**Assignment**
Each record below must be written out exactly as given.

**Records supplied**
>>>>

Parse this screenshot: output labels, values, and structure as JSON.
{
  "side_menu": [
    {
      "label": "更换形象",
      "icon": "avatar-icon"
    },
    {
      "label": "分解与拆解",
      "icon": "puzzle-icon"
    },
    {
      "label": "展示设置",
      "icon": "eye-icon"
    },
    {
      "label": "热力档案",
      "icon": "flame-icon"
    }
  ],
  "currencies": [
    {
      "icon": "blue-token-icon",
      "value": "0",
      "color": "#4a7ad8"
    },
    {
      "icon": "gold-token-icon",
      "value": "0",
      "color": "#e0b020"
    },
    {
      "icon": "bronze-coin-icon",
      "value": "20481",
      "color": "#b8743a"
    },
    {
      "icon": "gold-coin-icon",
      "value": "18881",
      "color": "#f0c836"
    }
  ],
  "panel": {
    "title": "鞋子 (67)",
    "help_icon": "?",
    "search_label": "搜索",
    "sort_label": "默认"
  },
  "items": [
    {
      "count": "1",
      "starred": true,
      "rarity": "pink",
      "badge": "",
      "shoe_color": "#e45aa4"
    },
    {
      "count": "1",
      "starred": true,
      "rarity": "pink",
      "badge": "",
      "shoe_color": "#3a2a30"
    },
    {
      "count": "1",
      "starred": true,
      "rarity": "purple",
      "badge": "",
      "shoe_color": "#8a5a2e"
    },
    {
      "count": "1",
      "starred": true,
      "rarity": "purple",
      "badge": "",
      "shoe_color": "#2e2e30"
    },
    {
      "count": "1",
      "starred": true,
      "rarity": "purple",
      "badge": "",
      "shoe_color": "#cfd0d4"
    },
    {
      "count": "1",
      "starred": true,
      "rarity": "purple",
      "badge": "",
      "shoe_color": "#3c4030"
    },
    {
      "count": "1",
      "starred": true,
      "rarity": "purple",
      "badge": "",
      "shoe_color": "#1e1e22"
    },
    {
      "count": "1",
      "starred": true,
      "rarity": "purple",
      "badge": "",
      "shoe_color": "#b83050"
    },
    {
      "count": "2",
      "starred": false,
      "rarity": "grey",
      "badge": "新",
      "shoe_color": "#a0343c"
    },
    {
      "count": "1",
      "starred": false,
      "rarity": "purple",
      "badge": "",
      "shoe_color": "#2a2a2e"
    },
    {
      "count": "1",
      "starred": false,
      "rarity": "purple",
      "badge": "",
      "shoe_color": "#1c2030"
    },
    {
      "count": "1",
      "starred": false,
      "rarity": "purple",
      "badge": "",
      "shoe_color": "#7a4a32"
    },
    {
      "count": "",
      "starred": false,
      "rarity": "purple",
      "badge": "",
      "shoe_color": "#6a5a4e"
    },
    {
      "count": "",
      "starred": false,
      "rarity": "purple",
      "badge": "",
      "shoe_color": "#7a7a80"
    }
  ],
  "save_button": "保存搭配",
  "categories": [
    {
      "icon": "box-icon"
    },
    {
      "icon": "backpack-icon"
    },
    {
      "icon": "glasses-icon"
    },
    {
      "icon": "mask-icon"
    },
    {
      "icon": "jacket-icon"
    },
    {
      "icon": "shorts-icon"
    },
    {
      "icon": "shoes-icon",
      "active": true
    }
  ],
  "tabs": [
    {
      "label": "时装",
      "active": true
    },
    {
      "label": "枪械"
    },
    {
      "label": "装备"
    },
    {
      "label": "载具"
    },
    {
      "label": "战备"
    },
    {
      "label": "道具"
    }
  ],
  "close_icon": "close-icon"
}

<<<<

**Answer for the task**
Parse this screenshot: output labels, values, and structure as JSON.
{
  "side_menu": [
    {
      "label": "更换形象",
      "icon": "avatar-icon"
    },
    {
      "label": "分解与拆解",
      "icon": "puzzle-icon"
    },
    {
      "label": "展示设置",
      "icon": "eye-icon"
    },
    {
      "label": "热力档案",
      "icon": "flame-icon"
    }
  ],
  "currencies": [
    {
      "icon": "blue-token-icon",
      "value": "0",
      "color": "#4a7ad8"
    },
    {
      "icon": "gold-token-icon",
      "value": "0",
      "color": "#e0b020"
    },
    {
      "icon": "bronze-coin-icon",
      "value": "20481",
      "color": "#b8743a"
    },
    {
      "icon": "gold-coin-icon",
      "value": "18881",
      "color": "#f0c836"
    }
  ],
  "panel": {
    "title": "鞋子 (67)",
    "help_icon": "?",
    "search_label": "搜索",
    "sort_label": "默认"
  },
  "items": [
    {
      "count": "1",
      "starred": true,
      "rarity": "pink",
      "badge": "",
      "shoe_color": "#e45aa4"
    },
    {
      "count": "1",
      "starred": true,
      "rarity": "pink",
      "badge": "",
      "shoe_color": "#3a2a30"
    },
    {
      "count": "1",
      "starred": true,
      "rarity": "purple",
      "badge": "",
      "shoe_color": "#8a5a2e"
    },
    {
      "count": "1",
      "starred": true,
      "rarity": "purple",
      "badge": "",
      "shoe_color": "#2e2e30"
    },
    {
      "count": "1",
      "starred": true,
      "rarity": "purple",
      "badge": "",
      "shoe_color": "#cfd0d4"
    },
    {
      "count": "1",
      "starred": true,
      "rarity": "purple",
      "badge": "",
      "shoe_color": "#3c4030"
    },
    {
      "count": "1",
      "starred": true,
      "rarity": "purple",
      "badge": "",
      "shoe_color": "#1e1e22"
    },
    {
      "count": "1",
      "starred": true,
      "rarity": "purple",
      "badge": "",
      "shoe_color": "#b83050"
    },
    {
      "count": "2",
      "starred": false,
      "rarity": "grey",
      "badge": "新",
      "shoe_color": "#a0343c"
    },
    {
      "count": "1",
      "starred": false,
      "rarity": "purple",
      "badge": "",
      "shoe_color": "#2a2a2e"
    },
    {
      "count": "1",
      "starred": false,
      "rarity": "purple",
      "badge": "",
      "shoe_color": "#1c2030"
    },
    {
      "count": "1",
      "starred": false,
      "rarity": "purple",
      "badge": "",
      "shoe_color": "#7a4a32"
    },
    {
      "count": "",
      "starred": false,
      "rarity": "purple",
      "badge": "",
      "shoe_color": "#6a5a4e"
    },
    {
      "count": "",
      "starred": false,
      "rarity": "purple",
      "badge": "",
      "shoe_color": "#7a7a80"
    }
  ],
  "save_button": "保存搭配",
  "categories": [
    {
      "icon": "box-icon"
    },
    {
      "icon": "backpack-icon"
    },
    {
      "icon": "glasses-icon"
    },
    {
      "icon": "mask-icon"
    },
    {
      "icon": "jacket-icon"
    },
    {
      "icon": "shorts-icon"
    },
    {
      "icon": "shoes-icon",
      "active": true
    }
  ],
  "tabs": [
    {
      "label": "时装",
      "active": true
    },
    {
      "label": "枪械"
    },
    {
      "label": "装备"
    },
    {
      "label": "载具"
    },
    {
      "label": "战备"
    },
    {
      "label": "道具"
    }
  ],
  "close_icon": "close-icon"
}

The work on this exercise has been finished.